They were approaching the largest of the waterfalls, later called Celilo Falls. “On the starboard side is 17 lodges of the natives,” Clark wrote. “We landed and walked down accompanied by an old man to view the falls, and the best route for to make a portage.” Below the falls was another set of rapids. “At the lower part of those rapids we arrived at 5 large lodges of natives drying and preparing fish for market,” Clark recorded.
This was an important observation, implicit in the large scale of the operations they had seen but now acknowledged explicitly. The Indians controlling this stretch of the river caught and processed far more salmon than they could consume; the pounded fish in all those baskets was for sale to customers from up the river and down. The trade network sustained by the salmon industry at this location stretched from the Pacific on the west to the Missouri River on the east.
Clark recorded further details of the operations. He described a place where the basaltic islands in the river served as platforms for fishing and processing. “On those islands of rocks as well as at and about their lodges, I observed great numbers of stacks of pounded salmon beautifully preserved in the following manner: after sufficiently dried, it is pounded between two stones fine, and put into a species of basket neatly made of grass and rushes, of better than two feet long and one foot diameter, which basket is lined with the skin of salmon stretched and dried for the purpose. In these it is pressed down as hard as is possible. When full, they secure the open part with the fish skins across which they fasten, through the loops of the basket, that part very securely. And then on a dry situation they set those baskets, the corded part up. Their common custom is to set 7 as close as they can stand, and 5 on the top of them, and secure them with mats which are draped around them and made fast with cords and covered also with mats. Those 12 baskets of from 90 to 100 weight each form a stack. Thus preserved, those fish may be kept sound and sweet several years, as those people inform me.”
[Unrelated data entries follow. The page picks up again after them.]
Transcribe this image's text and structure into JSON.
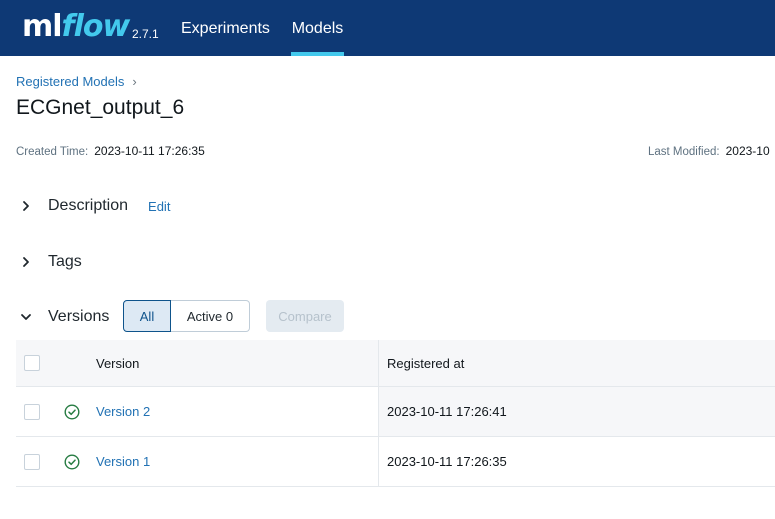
{
  "header": {
    "logo_ml": "ml",
    "logo_flow": "flow",
    "version": "2.7.1",
    "nav": [
      {
        "label": "Experiments",
        "active": false
      },
      {
        "label": "Models",
        "active": true
      }
    ],
    "colors": {
      "background": "#0e3975",
      "accent": "#43c9ed"
    }
  },
  "breadcrumb": {
    "items": [
      "Registered Models"
    ],
    "separator": "›"
  },
  "page": {
    "title": "ECGnet_output_6",
    "created_label": "Created Time:",
    "created_value": "2023-10-11 17:26:35",
    "modified_label": "Last Modified:",
    "modified_value": "2023-10"
  },
  "sections": {
    "description": {
      "title": "Description",
      "edit_label": "Edit",
      "expanded": false
    },
    "tags": {
      "title": "Tags",
      "expanded": false
    },
    "versions": {
      "title": "Versions",
      "expanded": true
    }
  },
  "versions_toolbar": {
    "filter_all": "All",
    "filter_active": "Active 0",
    "compare_label": "Compare",
    "selected_filter": "All"
  },
  "table": {
    "columns": [
      "Version",
      "Registered at"
    ],
    "rows": [
      {
        "version": "Version 2",
        "registered_at": "2023-10-11 17:26:41",
        "status": "ready"
      },
      {
        "version": "Version 1",
        "registered_at": "2023-10-11 17:26:35",
        "status": "ready"
      }
    ]
  },
  "icons": {
    "chevron_collapsed": "chevron-right-icon",
    "chevron_expanded": "chevron-down-icon",
    "status": "check-circle-icon"
  }
}
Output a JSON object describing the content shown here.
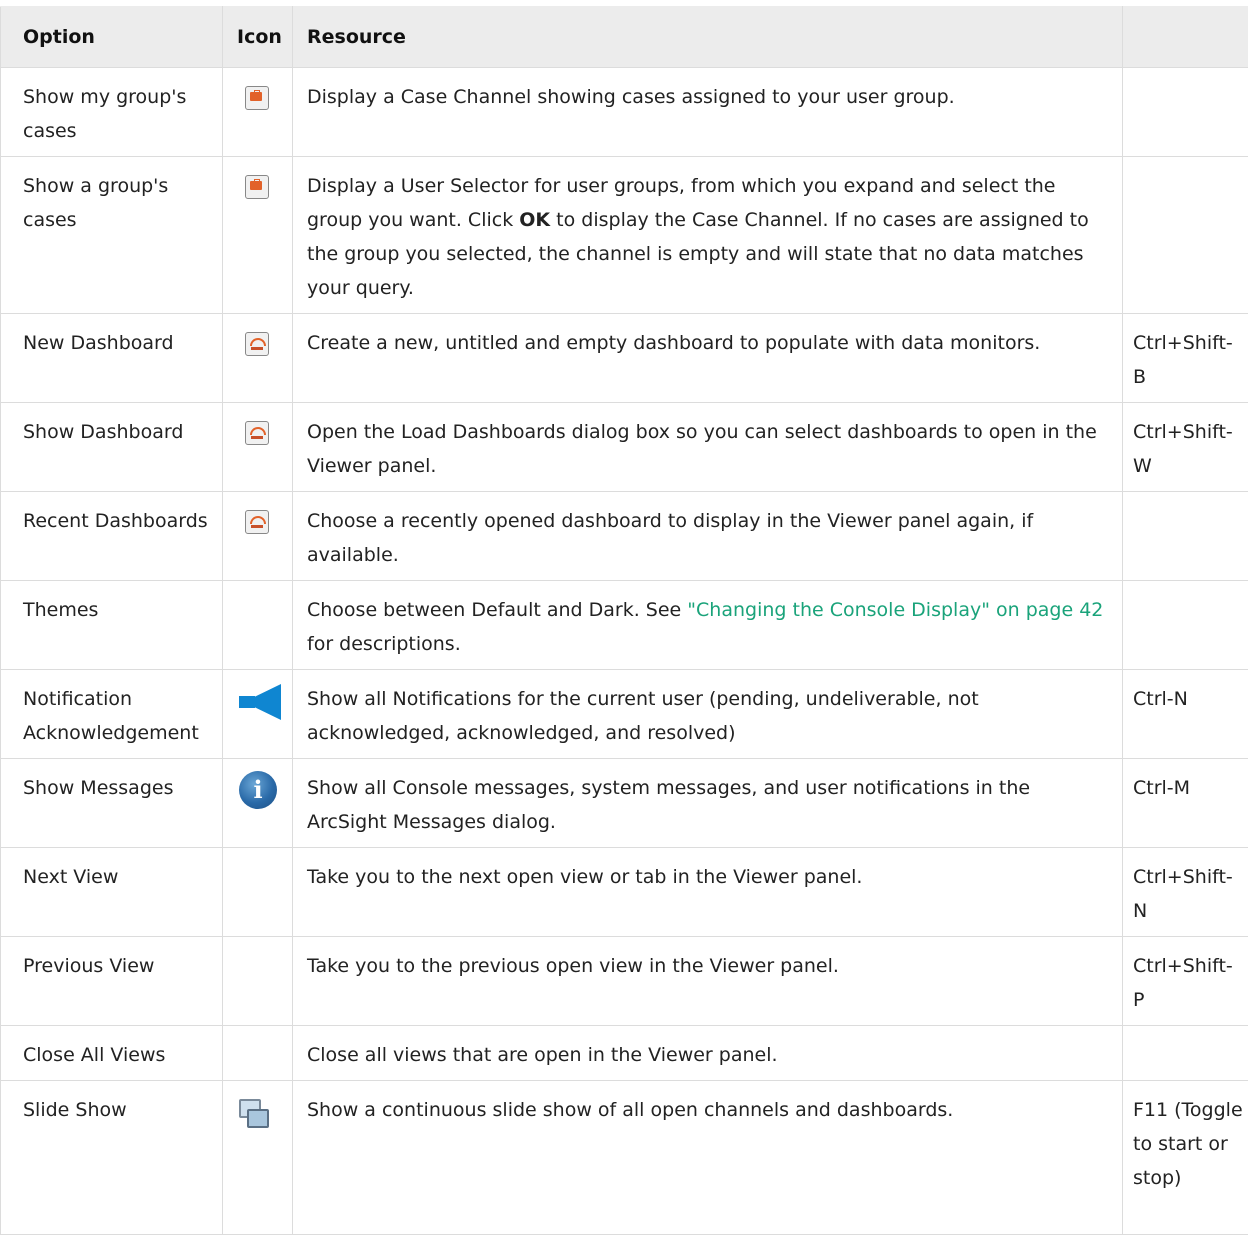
{
  "header": {
    "option": "Option",
    "icon": "Icon",
    "resource": "Resource"
  },
  "rows": [
    {
      "option": "Show my group's cases",
      "icon": "case-folder-icon",
      "resource": "Display a Case Channel showing cases assigned to your user group.",
      "shortcut": ""
    },
    {
      "option": "Show a group's cases",
      "icon": "case-folder-icon",
      "resource_a": "Display a User Selector for user groups, from which you expand and select the group you want. Click ",
      "resource_bold": "OK",
      "resource_b": " to display the Case Channel. If no cases are assigned to the group you selected, the channel is empty and will state that no data matches your query.",
      "shortcut": ""
    },
    {
      "option": "New Dashboard",
      "icon": "dashboard-icon",
      "resource": "Create a new, untitled and empty dashboard to populate with data monitors.",
      "shortcut": "Ctrl+Shift-B"
    },
    {
      "option": "Show Dashboard",
      "icon": "dashboard-icon",
      "resource": "Open the Load Dashboards dialog box so you can select dashboards to open in the Viewer panel.",
      "shortcut": "Ctrl+Shift-W"
    },
    {
      "option": "Recent Dashboards",
      "icon": "dashboard-icon",
      "resource": "Choose a recently opened dashboard to display in the Viewer panel again, if available.",
      "shortcut": ""
    },
    {
      "option": "Themes",
      "icon": "",
      "resource_a": "Choose between Default and Dark. See ",
      "resource_link": "\"Changing the Console Display\" on page 42",
      "resource_b": " for descriptions.",
      "shortcut": ""
    },
    {
      "option": "Notification Acknowledgement",
      "icon": "megaphone-icon",
      "resource": "Show all Notifications for the current user (pending, undeliverable, not acknowledged, acknowledged, and resolved)",
      "shortcut": "Ctrl-N"
    },
    {
      "option": "Show Messages",
      "icon": "info-icon",
      "resource": "Show all Console messages, system messages, and user notifications in the ArcSight Messages dialog.",
      "shortcut": "Ctrl-M"
    },
    {
      "option": "Next View",
      "icon": "",
      "resource": "Take you to the next open view or tab in the Viewer panel.",
      "shortcut": "Ctrl+Shift-N"
    },
    {
      "option": "Previous View",
      "icon": "",
      "resource": "Take you to the previous open view in the Viewer panel.",
      "shortcut": "Ctrl+Shift-P"
    },
    {
      "option": "Close All Views",
      "icon": "",
      "resource": "Close all views that are open in the Viewer panel.",
      "shortcut": ""
    },
    {
      "option": "Slide Show",
      "icon": "slide-show-icon",
      "resource": "Show a continuous slide show of all open channels and dashboards.",
      "shortcut": "F11 (Toggle to start or stop)"
    }
  ],
  "colors": {
    "link": "#1aa37a",
    "header_bg": "#ececec",
    "border": "#dcdcdc"
  }
}
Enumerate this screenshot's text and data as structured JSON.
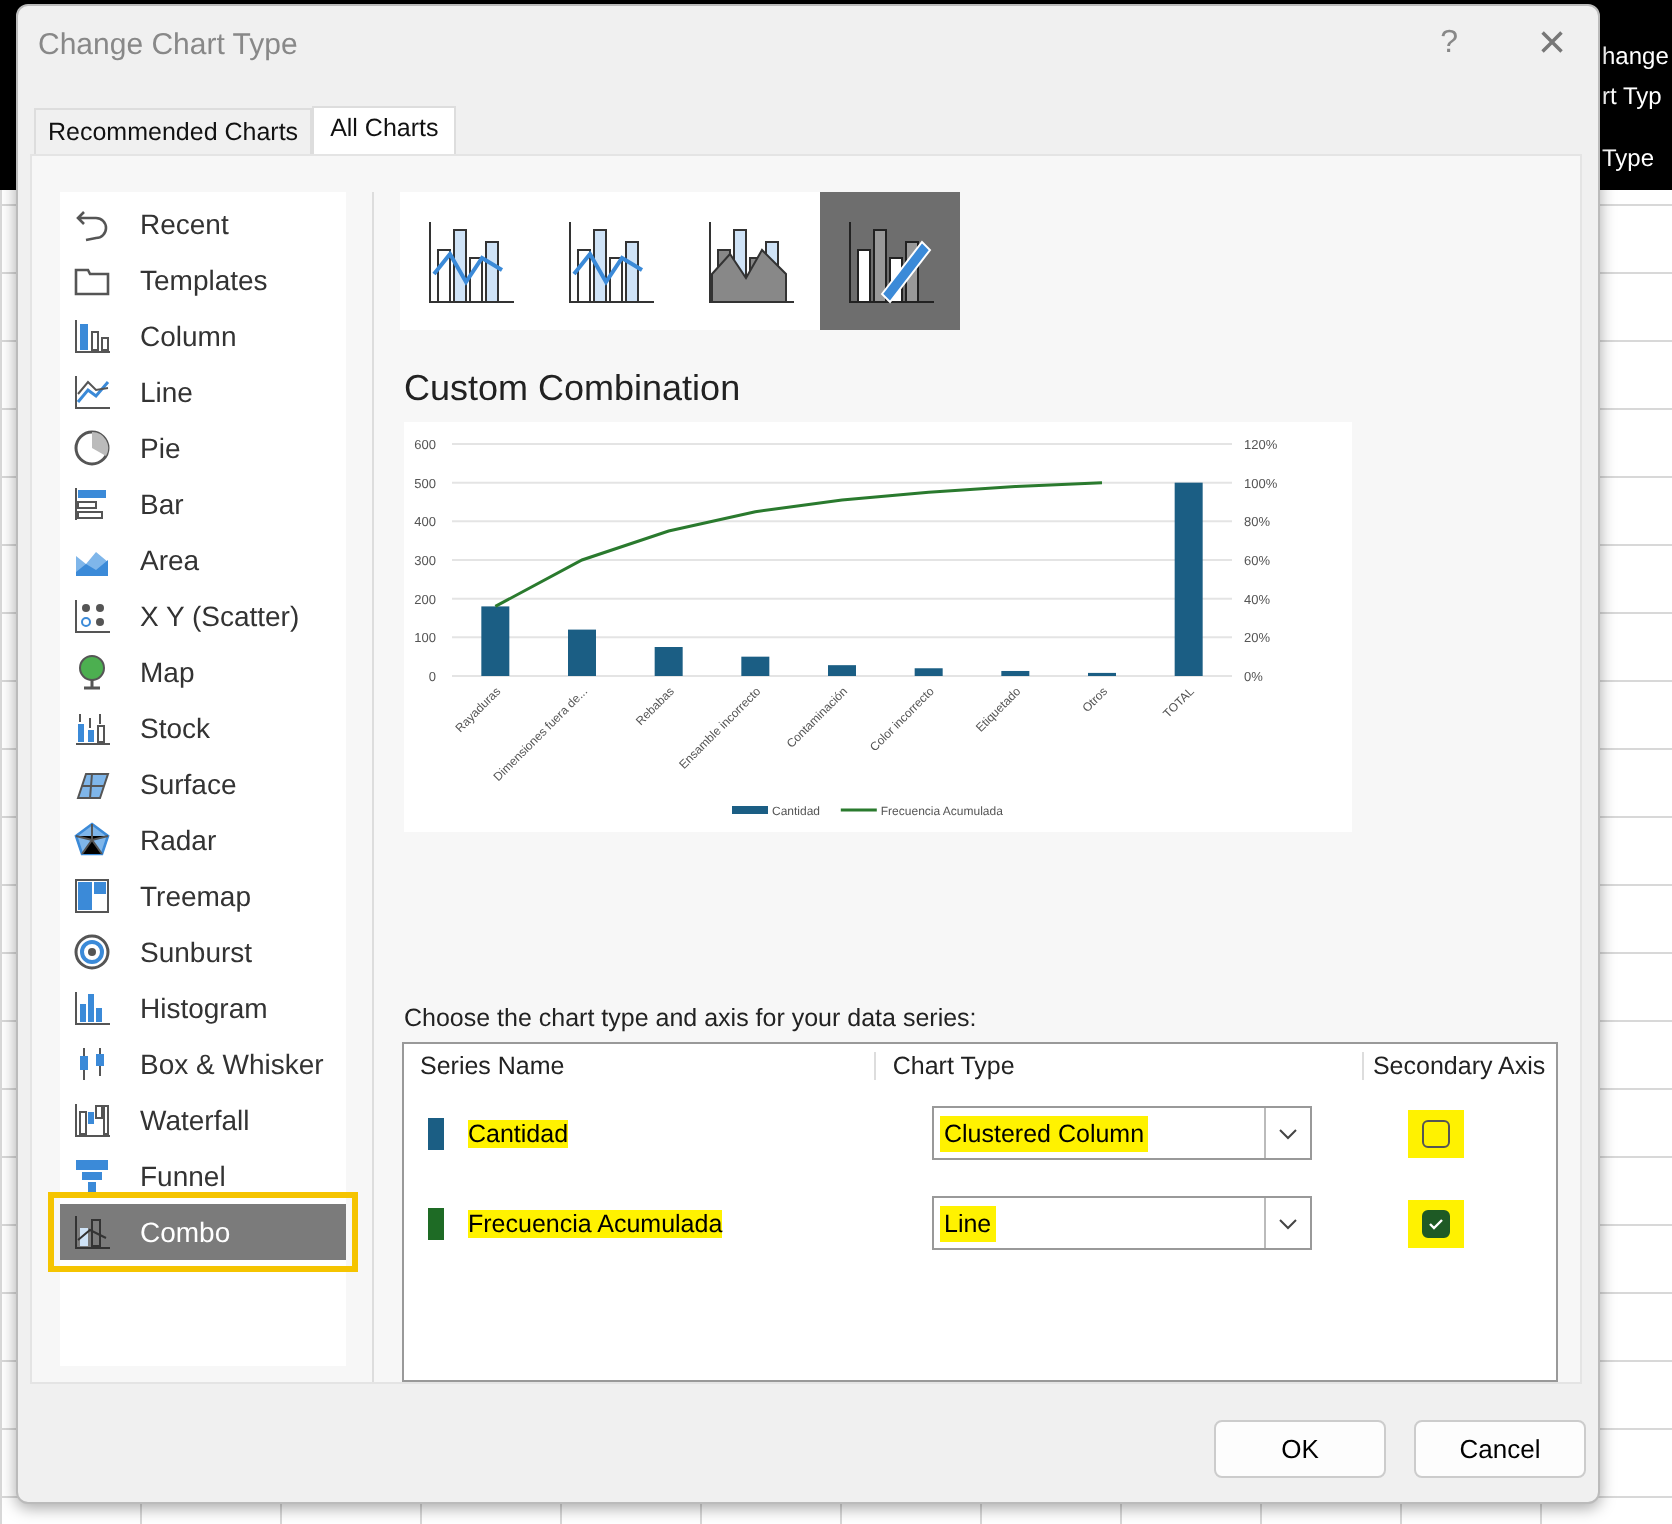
{
  "background": {
    "ribbon_texts": [
      "hange",
      "rt Typ",
      "Type"
    ]
  },
  "window": {
    "title": "Change Chart Type",
    "help": "?",
    "close": "×"
  },
  "tabs": [
    {
      "label": "Recommended Charts",
      "selected": false
    },
    {
      "label": "All Charts",
      "selected": true
    }
  ],
  "sidebar": {
    "items": [
      {
        "label": "Recent",
        "selected": false
      },
      {
        "label": "Templates",
        "selected": false
      },
      {
        "label": "Column",
        "selected": false
      },
      {
        "label": "Line",
        "selected": false
      },
      {
        "label": "Pie",
        "selected": false
      },
      {
        "label": "Bar",
        "selected": false
      },
      {
        "label": "Area",
        "selected": false
      },
      {
        "label": "X Y (Scatter)",
        "selected": false
      },
      {
        "label": "Map",
        "selected": false
      },
      {
        "label": "Stock",
        "selected": false
      },
      {
        "label": "Surface",
        "selected": false
      },
      {
        "label": "Radar",
        "selected": false
      },
      {
        "label": "Treemap",
        "selected": false
      },
      {
        "label": "Sunburst",
        "selected": false
      },
      {
        "label": "Histogram",
        "selected": false
      },
      {
        "label": "Box & Whisker",
        "selected": false
      },
      {
        "label": "Waterfall",
        "selected": false
      },
      {
        "label": "Funnel",
        "selected": false
      },
      {
        "label": "Combo",
        "selected": true
      }
    ]
  },
  "subtypes": [
    {
      "selected": false
    },
    {
      "selected": false
    },
    {
      "selected": false
    },
    {
      "selected": true
    }
  ],
  "heading": "Custom Combination",
  "preview": {
    "chart_data": {
      "type": "bar",
      "categories": [
        "Rayaduras",
        "Dimensiones fuera de...",
        "Rebabas",
        "Ensamble incorrecto",
        "Contaminación",
        "Color incorrecto",
        "Etiquetado",
        "Otros",
        "TOTAL"
      ],
      "ylim": [
        0,
        600
      ],
      "stacked": false,
      "grid": true,
      "legend": "bottom",
      "y2lim": [
        0,
        120
      ],
      "y2ticks": [
        {
          "value": 0,
          "label": "0%"
        },
        {
          "value": 20,
          "label": "20%"
        },
        {
          "value": 40,
          "label": "40%"
        },
        {
          "value": 60,
          "label": "60%"
        },
        {
          "value": 80,
          "label": "80%"
        },
        {
          "value": 100,
          "label": "100%"
        },
        {
          "value": 120,
          "label": "120%"
        }
      ],
      "yticks": [
        0,
        100,
        200,
        300,
        400,
        500,
        600
      ],
      "series": [
        {
          "name": "Cantidad",
          "color": "#1b5e84",
          "values": [
            180,
            120,
            75,
            50,
            28,
            20,
            13,
            8,
            500
          ]
        },
        {
          "name": "Frecuencia Acumulada",
          "color": "#2a7a2e",
          "type": "line",
          "axis": "y2",
          "values": [
            36,
            60,
            75,
            85,
            91,
            95,
            98,
            100,
            null
          ]
        }
      ]
    }
  },
  "series_prompt": "Choose the chart type and axis for your data series:",
  "series_table": {
    "columns": [
      "Series Name",
      "Chart Type",
      "Secondary Axis"
    ],
    "rows": [
      {
        "color": "#1b5e84",
        "name": "Cantidad",
        "chart_type": "Clustered Column",
        "secondary_axis": false
      },
      {
        "color": "#1e6b25",
        "name": "Frecuencia Acumulada",
        "chart_type": "Line",
        "secondary_axis": true
      }
    ]
  },
  "buttons": [
    "OK",
    "Cancel"
  ]
}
The explorers moved on, reaching the Pacific weeks later. The Indians of Celilo Falls maintained their business of catching and drying salmon for another century and a half, until a dam at the narrows of the river created a lake that submerged the falls.
From William Clark journal, Oct. 22, 1805